Source : Transparency International
19. Web 2.0
Web 2.0″, sometimes called participatory web, refers to all the techniques, functionalities and uses that have followed the original form of the web, www or World Wide Web1, characterized by more simplicity and interactivity (sociability). It concerns in particular the interfaces and exchanges allowing Internet users with little technical knowledge to appropriate new web functionalities.
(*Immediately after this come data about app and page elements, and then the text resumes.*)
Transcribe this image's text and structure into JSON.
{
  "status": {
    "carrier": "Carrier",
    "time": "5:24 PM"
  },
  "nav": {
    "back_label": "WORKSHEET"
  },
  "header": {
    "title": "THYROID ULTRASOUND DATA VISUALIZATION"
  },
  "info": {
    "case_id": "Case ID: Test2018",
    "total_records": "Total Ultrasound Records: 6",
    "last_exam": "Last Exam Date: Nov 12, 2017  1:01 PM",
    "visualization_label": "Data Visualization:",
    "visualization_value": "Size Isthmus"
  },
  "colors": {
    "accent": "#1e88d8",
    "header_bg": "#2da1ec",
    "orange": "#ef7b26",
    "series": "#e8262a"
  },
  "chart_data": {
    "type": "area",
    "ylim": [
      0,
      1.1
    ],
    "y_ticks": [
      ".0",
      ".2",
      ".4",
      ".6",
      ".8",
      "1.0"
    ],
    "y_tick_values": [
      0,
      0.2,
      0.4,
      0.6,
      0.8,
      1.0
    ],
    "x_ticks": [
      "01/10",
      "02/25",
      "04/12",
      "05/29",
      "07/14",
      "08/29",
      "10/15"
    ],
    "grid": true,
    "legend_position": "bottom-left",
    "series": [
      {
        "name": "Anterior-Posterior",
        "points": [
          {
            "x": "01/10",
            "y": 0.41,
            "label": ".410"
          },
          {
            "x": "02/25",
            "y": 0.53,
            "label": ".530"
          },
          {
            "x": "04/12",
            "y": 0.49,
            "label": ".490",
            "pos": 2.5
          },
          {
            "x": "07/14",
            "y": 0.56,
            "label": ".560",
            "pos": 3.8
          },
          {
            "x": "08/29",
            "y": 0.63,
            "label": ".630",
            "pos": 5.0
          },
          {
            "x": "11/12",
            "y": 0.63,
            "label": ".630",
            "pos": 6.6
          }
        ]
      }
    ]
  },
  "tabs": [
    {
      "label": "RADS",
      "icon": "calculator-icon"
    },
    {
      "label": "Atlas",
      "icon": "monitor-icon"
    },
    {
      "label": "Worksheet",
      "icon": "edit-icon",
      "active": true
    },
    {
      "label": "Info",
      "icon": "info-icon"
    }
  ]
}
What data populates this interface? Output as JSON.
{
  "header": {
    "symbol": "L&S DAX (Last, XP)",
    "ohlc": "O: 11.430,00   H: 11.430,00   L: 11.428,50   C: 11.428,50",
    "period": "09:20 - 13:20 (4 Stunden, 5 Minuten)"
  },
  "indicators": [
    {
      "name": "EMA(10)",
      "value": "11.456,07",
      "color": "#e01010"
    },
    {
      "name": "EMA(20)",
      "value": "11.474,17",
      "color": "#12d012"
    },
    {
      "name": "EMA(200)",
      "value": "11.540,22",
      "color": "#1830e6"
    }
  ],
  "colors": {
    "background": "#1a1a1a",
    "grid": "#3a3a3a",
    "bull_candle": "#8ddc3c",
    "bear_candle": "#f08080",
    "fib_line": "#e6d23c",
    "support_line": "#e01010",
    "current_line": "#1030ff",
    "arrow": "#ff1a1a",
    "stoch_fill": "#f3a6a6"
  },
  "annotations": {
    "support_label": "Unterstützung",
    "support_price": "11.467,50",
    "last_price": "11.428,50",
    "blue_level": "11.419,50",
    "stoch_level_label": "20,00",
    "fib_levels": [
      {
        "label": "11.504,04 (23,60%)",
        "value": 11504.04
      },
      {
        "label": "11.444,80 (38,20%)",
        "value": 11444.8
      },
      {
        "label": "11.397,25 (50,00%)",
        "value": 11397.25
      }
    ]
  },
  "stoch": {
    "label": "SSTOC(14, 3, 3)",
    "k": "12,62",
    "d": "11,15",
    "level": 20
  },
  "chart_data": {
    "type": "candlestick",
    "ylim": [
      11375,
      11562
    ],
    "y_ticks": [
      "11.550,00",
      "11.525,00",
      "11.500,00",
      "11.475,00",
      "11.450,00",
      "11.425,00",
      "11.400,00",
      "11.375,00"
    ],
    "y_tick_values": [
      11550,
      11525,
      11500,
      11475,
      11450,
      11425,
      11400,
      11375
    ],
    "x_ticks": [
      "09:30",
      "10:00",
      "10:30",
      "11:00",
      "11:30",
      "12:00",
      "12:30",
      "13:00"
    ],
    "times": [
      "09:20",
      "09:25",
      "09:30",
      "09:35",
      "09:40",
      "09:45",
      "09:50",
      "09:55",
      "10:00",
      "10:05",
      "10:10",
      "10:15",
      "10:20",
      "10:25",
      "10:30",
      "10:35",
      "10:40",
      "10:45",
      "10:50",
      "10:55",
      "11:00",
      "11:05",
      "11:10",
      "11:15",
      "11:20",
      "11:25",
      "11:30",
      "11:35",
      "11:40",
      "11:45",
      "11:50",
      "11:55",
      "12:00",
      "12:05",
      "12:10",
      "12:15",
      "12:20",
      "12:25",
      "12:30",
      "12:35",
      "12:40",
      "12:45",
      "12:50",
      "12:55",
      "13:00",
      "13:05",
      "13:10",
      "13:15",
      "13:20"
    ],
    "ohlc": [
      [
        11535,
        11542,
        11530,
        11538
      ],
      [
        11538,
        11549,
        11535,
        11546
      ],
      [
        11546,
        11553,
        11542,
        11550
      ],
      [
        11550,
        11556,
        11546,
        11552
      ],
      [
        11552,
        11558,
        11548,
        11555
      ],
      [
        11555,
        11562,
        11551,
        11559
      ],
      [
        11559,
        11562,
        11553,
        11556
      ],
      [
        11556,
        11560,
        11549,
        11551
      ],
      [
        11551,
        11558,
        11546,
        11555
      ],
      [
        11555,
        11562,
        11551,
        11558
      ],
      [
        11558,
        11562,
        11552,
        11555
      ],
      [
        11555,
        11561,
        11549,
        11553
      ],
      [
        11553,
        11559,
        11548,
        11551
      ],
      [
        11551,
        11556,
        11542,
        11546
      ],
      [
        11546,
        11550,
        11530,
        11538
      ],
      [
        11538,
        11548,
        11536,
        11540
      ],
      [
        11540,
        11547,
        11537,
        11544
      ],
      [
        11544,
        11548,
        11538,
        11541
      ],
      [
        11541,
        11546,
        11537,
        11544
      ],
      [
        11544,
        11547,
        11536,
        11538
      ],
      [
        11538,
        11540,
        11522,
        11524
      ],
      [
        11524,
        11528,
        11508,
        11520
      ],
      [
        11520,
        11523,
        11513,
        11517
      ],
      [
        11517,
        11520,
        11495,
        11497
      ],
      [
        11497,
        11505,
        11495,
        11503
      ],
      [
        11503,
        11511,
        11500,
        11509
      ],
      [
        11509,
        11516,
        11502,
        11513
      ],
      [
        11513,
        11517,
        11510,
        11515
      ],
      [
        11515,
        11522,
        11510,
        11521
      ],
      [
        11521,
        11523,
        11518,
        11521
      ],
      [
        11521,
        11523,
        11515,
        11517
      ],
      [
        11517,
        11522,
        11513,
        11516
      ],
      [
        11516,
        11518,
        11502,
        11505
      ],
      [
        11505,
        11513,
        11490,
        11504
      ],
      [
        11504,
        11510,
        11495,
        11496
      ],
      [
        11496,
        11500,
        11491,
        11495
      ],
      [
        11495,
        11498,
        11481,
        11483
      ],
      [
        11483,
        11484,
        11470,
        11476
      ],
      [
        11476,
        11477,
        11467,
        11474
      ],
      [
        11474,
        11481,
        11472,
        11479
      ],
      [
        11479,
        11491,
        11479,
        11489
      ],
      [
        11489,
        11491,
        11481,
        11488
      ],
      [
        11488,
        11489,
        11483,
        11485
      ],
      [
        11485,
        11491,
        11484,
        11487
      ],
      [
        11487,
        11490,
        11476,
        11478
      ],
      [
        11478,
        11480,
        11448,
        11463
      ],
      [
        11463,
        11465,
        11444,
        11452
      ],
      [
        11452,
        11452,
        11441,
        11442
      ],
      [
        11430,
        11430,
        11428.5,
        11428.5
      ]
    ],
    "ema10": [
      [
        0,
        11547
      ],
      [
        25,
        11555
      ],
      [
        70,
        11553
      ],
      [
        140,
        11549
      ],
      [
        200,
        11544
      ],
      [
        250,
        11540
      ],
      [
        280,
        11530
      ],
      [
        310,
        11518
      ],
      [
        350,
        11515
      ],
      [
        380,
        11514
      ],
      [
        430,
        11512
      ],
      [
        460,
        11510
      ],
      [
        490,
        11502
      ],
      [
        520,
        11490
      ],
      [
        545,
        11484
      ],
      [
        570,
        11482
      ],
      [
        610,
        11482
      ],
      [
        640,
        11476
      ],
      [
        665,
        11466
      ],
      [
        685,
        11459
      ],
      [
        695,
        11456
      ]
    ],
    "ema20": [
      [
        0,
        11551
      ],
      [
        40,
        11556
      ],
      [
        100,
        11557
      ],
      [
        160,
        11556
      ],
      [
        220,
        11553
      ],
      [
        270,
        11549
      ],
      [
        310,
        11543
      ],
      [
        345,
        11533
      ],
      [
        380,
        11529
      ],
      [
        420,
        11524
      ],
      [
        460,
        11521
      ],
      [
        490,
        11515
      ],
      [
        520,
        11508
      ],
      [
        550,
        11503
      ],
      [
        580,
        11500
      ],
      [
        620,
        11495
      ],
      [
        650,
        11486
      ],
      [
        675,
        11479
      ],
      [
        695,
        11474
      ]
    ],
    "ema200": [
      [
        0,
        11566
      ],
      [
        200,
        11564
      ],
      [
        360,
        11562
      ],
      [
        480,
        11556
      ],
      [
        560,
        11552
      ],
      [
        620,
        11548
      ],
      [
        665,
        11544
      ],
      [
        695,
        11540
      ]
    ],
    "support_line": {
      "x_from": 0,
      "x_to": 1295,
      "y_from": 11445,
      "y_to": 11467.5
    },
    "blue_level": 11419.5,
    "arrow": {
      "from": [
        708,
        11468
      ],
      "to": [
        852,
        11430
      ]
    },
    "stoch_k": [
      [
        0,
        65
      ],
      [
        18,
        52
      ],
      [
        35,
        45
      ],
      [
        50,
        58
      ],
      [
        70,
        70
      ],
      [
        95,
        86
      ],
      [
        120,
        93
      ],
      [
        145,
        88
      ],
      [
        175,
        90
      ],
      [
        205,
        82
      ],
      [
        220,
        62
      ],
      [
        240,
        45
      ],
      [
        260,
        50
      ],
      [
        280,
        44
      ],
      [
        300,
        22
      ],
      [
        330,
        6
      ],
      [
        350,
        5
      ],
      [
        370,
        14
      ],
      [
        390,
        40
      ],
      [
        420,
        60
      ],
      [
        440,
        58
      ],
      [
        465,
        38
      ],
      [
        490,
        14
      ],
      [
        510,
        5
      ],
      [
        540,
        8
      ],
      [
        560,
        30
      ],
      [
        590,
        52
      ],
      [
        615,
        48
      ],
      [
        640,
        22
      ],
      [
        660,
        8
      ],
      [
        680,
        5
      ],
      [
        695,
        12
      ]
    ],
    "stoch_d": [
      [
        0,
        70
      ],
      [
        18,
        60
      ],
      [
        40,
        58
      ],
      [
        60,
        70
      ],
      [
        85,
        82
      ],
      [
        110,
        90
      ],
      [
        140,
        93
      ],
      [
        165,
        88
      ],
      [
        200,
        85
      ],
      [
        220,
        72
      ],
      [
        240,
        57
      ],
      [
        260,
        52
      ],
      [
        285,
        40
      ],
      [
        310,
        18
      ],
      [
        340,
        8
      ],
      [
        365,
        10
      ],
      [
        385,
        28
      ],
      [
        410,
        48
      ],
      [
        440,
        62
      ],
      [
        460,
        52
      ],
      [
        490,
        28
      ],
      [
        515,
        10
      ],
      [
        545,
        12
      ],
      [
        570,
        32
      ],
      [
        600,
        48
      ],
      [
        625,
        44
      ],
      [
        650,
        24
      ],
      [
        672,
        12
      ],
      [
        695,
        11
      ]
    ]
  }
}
On the one hand, Internet users can contribute to the exchange of information and interact (share, exchange, etc.) in a simple way, both at the level of the content and structure of the pages, and on the other hand, among themselves, creating in particular the Social Web2. Thanks to the tools made available to him, the Internet user becomes an active person on the Web.
Web 2.0 is therefore the evolution of the Web towards interactivity through an internal complexification of the technology but allowing more simplicity of use, the technical and computer knowledge not being essential for the users.
Source : Wikipedia
20. Invisible Web
The invisible web, also called hidden web or deep web refers to the part of the web not indexed by the main generalist search engines such as Google, Bing or Yahoo. This term is sometimes also abused to designate the shocking and not very visible contents found on the web.
The invisible web is neither the dark web (web content on darknets), nor a darknet (overlay network with anonymizing features), nor the opaque web (web content indexable but not indexed), nor an anonymizing network (web services that can be accessed via tools such as Tor, Freenet, I2P…)
Source : Wikipedia
Law n°2016-1691 of December 9, 2016, on transparency, the fight against corruption and the modernization of political life, known as the Sapin 2 law, published in the official gazette on December 10, 2016 defines in Article 6, the whistleblower as follows:
“(…) a natural person who discloses or reports, disinterestedly and in good faith, a crime or misdemeanor, a serious and manifest violation of an international commitment regularly ratified or approved by France, of a unilateral act of an international organization taken on the basis of such a commitment, of the law or of the regulations, or a serious threat or prejudice to the general interest, of which he or she has personal knowledge”.
It gives it a unified status and an alert procedure. However, the law excludes from its field of application information covered by national defense secrecy, medical secrecy or the secrecy of relations between a lawyer and his client.